At this very moment, there are three million Canadians out there suffering from depression.
By now, we’re all familiar with the campaign and its high-profile spokeswoman (with mega-wattage smile), Olympian Clara Hughes.
The goal of the campaign is to reduce stigma of mental illness and raise awareness of its crippling effects on individuals, families, communities and the workplace.
Aside from the human costs, mental illness costs our national economy more than $52 billion a year, with the impact in lost labour-market participation estimated at $20.7 billion in 2012.
Morneau Shepell, a human-resources consulting firm, recently joined with Queen’s University to dig more deeply into the issue and found strong links between employee productivity and mental health.
The study analyzed data collected through Morneau Shepell’s national employee and family assistance programs. The company logs about 500,000 calls annually from clients’ employees and their family members. Of those, 400,000 cases are opened with 80,000 of those cases related directly to mental health.
Among employees who called the line, 40 per cent reported being in poor mental health.
The study found workplace stress levels have doubled since 2009, with the rising number of mental-health claims driven largely by reports of financial insecurity, job insecurity, global competition and corporate turbulence.
Our digital technology and access to communication tools such as mobile phones, video chat and texting may make it easy to get the help we need, but the study also found they push workers to feeling overloaded with information.
The study concludes with both good news and bad news.
First, the bad news: “Given financial stress incidents doubled in the last four years, current consumer debt levels and the likely increase in interest rates, it’s reasonable to assume that stress and anxiety levels will also increase,” study authors conclude.
On the other hand, there is evidence that remediation, such as taking time off work, early intervention and access to professional counselling, works.
Stepping up support in the workplace
The Mental Health Commission of Canada helped to design a national standard last year for companies, large and small, to voluntarily adopt with the aim of improving psychologically safe and healthy work environments for employees.
The standards encourages commitment, leadership and participation, and acts as a how-to guide to maintain confidentiality, establish a policy and planning process to implement the system, and understand the diverse needs of an organization’s population so they can be appropriately addressed.
So far, more than 16,000 copies of the standard have been downloaded.
Earlier this month, the commission, along with various partners, including the federal government, announced the launch of a three-year research project to encourage expansion of the workplace standard.
The project will track more than 30 workplaces across Canada as they adopt the standard. The aim is to learn how best systems can be rolled out and see how they can fit with various organizations, whether public, private, unionized or not.
Louise Bradley, commission president and CEO , said the standard aims to prevent mental injury, reduce absenteeism and support “a healthier, more competitive workforce.”
According to the commission, mental health remains the leading cause of workplace disability in Canada with an estimated 500,000 Canadians missing work every day because of some kind of mental-health issue.
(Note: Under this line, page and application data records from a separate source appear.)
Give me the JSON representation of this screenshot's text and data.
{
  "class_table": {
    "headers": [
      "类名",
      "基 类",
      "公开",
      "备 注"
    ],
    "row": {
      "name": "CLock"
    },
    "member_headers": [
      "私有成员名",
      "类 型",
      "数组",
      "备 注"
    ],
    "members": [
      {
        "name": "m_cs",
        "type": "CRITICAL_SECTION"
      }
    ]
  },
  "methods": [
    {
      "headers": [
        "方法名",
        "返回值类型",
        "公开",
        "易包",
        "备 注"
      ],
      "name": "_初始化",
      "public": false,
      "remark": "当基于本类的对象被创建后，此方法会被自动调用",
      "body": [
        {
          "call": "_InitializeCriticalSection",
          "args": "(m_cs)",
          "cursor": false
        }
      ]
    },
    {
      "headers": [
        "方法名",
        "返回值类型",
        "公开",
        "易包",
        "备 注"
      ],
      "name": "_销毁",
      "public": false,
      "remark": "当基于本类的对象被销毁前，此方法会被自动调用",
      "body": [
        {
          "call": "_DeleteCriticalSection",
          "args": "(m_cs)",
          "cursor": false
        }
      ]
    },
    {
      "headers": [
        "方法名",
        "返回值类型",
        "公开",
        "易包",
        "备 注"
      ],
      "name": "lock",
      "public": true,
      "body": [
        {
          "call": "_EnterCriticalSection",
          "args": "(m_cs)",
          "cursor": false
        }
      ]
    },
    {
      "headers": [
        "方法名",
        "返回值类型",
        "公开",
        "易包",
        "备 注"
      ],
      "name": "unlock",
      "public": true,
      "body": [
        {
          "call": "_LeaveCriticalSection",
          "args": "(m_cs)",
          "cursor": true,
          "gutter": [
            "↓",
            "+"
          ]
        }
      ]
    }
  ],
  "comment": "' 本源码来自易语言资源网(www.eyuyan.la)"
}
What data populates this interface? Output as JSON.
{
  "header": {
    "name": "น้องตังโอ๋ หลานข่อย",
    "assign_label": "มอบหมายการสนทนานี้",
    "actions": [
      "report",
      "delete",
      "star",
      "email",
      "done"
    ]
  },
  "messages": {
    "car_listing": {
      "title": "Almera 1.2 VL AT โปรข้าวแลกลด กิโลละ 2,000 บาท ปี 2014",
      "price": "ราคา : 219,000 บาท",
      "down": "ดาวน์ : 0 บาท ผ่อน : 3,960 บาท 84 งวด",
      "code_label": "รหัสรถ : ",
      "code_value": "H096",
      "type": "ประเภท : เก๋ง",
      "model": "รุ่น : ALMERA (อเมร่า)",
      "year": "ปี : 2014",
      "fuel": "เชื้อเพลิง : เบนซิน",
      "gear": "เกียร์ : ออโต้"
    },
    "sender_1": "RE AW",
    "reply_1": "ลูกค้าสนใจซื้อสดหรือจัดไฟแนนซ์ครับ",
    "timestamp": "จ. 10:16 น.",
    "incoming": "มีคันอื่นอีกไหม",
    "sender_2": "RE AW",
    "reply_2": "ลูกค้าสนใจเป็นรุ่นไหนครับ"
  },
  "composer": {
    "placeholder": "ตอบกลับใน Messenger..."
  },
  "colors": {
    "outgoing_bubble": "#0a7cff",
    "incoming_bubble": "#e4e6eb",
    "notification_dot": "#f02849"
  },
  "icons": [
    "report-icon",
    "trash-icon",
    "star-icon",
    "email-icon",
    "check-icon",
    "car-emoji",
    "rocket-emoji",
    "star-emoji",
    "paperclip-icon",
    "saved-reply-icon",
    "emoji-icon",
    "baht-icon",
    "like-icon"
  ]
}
Ultimately, we all need to do a better job making those who suffer mental illness feel comfortable enough to come forward to get help.
Hughes believes in a world where people won’t know there was once a time when depression and anxiety was met with fear and shame.
“People will know to call and where to go for help,” she said in a media interview.
Certainly, the conversation has started. Bell had recorded more than 1.2 million tweets on the subject by mid-day (EST) Tuesday. The company is donating $0.05 to every communication – including Twitter, Facebook shares, phone calls and texts -- made over the course of the day referencing the Bell Let’s Talk campaign to mental health initiatives.
“Finally learning to be proud of myself,” @Thisiskdsmith tweeted using the #BellLetsTalk hashtag.
“One day at a time.”